According to Connor Sports, the winning team generally purchases the floor, with only Connecticut — after winning its fourth national title in 2014 — declining in the past 11 years. (UConn had bought a court three years earlier, after its 2011 title.)
While the men’s tournament has produced more team sales since 2006, Connor Sports also has sold the court to four universities that won women’s championships. Krejsa said the lower number was a result of fewer programs’ winning the women’s title, as a repeat winner is less likely to buy a second floor. (Stanford was only the seventh different women’s champion since 2008, while nine programs — including the Baylor-Gonzaga winner on Monday night — have won the 13 most recent men’s titles.)
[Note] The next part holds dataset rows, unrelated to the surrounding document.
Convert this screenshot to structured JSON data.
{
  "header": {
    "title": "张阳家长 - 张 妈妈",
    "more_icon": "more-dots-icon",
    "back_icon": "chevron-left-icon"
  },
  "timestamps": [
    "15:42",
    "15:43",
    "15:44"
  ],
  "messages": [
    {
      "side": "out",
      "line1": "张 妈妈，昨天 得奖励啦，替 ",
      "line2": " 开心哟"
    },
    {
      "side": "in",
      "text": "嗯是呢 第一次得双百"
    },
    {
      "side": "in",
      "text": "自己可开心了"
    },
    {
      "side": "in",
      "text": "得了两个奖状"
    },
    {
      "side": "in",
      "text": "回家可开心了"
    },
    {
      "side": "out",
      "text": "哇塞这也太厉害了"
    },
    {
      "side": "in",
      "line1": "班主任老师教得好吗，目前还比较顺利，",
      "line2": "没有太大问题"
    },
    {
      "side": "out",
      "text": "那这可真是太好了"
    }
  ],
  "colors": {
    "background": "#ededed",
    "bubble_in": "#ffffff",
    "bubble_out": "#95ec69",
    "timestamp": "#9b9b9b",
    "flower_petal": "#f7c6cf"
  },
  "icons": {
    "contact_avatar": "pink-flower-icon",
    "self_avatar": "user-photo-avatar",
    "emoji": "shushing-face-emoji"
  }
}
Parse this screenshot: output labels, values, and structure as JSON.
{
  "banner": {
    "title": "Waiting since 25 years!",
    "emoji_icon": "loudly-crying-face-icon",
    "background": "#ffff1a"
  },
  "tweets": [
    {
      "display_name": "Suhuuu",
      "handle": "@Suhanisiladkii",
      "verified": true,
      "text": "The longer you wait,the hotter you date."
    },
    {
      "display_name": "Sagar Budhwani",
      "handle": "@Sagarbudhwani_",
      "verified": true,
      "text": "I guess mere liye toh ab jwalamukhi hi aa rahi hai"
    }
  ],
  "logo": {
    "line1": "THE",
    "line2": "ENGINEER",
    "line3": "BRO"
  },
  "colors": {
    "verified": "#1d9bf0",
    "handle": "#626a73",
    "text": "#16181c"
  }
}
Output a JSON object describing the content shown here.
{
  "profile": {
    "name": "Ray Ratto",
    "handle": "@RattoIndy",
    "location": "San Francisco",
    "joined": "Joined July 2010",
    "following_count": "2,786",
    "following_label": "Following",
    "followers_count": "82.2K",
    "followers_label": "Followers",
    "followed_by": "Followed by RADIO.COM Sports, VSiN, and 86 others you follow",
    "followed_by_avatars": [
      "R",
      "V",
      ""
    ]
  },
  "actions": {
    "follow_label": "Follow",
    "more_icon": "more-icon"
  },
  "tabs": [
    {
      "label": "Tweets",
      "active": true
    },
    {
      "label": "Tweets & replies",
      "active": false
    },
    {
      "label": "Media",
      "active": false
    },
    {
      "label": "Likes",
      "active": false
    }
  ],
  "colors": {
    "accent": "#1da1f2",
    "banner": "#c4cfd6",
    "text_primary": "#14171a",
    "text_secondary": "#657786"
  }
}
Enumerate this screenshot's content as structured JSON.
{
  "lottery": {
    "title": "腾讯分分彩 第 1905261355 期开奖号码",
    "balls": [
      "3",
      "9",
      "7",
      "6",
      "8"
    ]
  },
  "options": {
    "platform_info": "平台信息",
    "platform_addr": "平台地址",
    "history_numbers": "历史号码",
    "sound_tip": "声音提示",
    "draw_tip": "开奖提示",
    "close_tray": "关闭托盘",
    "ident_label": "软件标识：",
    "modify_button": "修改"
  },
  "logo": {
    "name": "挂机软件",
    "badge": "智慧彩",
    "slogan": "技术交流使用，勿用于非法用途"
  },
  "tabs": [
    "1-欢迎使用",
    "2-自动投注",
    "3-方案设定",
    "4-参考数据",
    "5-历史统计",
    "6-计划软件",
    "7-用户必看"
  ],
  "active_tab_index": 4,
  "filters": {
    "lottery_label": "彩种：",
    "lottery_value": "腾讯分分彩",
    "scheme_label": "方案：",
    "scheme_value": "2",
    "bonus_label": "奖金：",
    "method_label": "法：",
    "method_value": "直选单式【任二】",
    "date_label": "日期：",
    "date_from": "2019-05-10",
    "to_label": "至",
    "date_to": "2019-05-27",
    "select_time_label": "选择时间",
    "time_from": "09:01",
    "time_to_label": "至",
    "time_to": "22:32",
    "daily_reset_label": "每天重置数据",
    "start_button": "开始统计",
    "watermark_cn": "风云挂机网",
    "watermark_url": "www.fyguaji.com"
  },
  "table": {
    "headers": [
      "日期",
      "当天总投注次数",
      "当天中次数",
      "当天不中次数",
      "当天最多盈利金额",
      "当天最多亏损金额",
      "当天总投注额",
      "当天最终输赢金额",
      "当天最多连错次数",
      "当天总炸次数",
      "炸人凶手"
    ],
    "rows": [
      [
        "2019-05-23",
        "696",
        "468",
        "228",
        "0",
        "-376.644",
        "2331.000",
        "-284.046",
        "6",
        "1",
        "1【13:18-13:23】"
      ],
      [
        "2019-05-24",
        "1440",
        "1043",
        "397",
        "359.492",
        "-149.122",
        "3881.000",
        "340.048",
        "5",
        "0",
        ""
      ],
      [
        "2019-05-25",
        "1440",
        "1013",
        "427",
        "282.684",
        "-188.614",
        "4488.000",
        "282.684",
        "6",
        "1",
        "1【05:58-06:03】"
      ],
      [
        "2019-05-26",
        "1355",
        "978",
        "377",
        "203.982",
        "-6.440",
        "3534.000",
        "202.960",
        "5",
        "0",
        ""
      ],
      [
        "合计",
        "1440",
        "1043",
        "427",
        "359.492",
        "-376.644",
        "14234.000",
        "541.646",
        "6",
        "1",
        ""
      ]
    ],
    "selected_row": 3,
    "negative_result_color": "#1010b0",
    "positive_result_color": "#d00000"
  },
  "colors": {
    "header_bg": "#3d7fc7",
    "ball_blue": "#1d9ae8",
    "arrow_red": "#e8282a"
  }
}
Teams typically use the center section of the court featuring the tournament logo for a display and often sell other areas of the floor to fans and supporters. While winning teams sometimes simply hire Connor Sports to chop up the floor to sell it, many have found unique uses for some — or all — of it.
Villanova’s 2016 winning floor from Houston made its way into a 2018 redesign of Finneran Pavilion, the team’s on-campus arena. The midcourt logo and the end of the court where Jenkins hit his title-winning shot are visible from the lower-level lobby. When Villanova won another title in 2018 in San Antonio, that floor was purchased, too. Its midcourt logo now lives on as part of a second-level hospitality area. Both floors were purchased — they cost about $100,000 — by an anonymous donor.
The court from New Orleans where Kentucky won its 2012 title lives on in the Wildcats’ men’s locker room in Rupp Arena in Lexington, Kentucky. Portions of the floor appear in different areas, with the midcourt logo as the focal point of the rotunda where the players change and a sideline piece in the spot where the team and staff members eat, said Deb Moore, a Kentucky athletic department spokeswoman.
Kentucky fans can get a taste of past championships, too; one of the court’s free-throw lanes now serves as the main entrance to the arena. Gray said Kentucky initially had declined to purchase the floor and Northwestern Mutual — then an NCAA partner — opted to buy it and use it for an annual company meeting in Milwaukee.
“The team found out the court wasn’t purchased, and the school realized they had made a mistake by turning it down,” he said. “They purchased the court back from Northwestern Mutual and ended up contracting Connor to utilize pieces of the floor for their locker rooms.”
Louisville hung a section of the floor from its 2013 men’s title in the lobby of the KFC Yum! Center. (It has endured longer than the title, which was vacated in 2018 after the Cardinals were punished in a recruiting scandal.) And Kansas has the midcourt logo from its 2008 men’s championship win in San Antonio on a wall in the team’s practice facility.
Florida bought the 2006 floor and refinished it as the team’s main competition court — it was replaced after the 2016 season — and the next year won again and bought that floor as well. The 2007 floor’s center court emblem still hangs in the Stephen C. O’Connell Center, the Gators’ campus home.
Two older floors have use outside university life. The 1989 men’s Final Four floor from the Kingdome in Seattle was moved to a health club, the PRO Club in Bellevue, Washington, where it sits alongside a former Seattle SuperSonics court.
The 2001 court from the Metrodome in Minneapolis took a twist while getting to North Carolina. After Duke’s men’s title run in the Twin Cities, the floor was purchased and eventually donated to the Emily Krzyzewski Center in Durham, North Carolina, a nonprofit dedicated to the education of local youth founded by Duke coach Mike Krzyzewski and named after his mother.
With enough hardwood to serve as both a gym floor and a performance stage, the court has since hosted more than two decades of shining moments.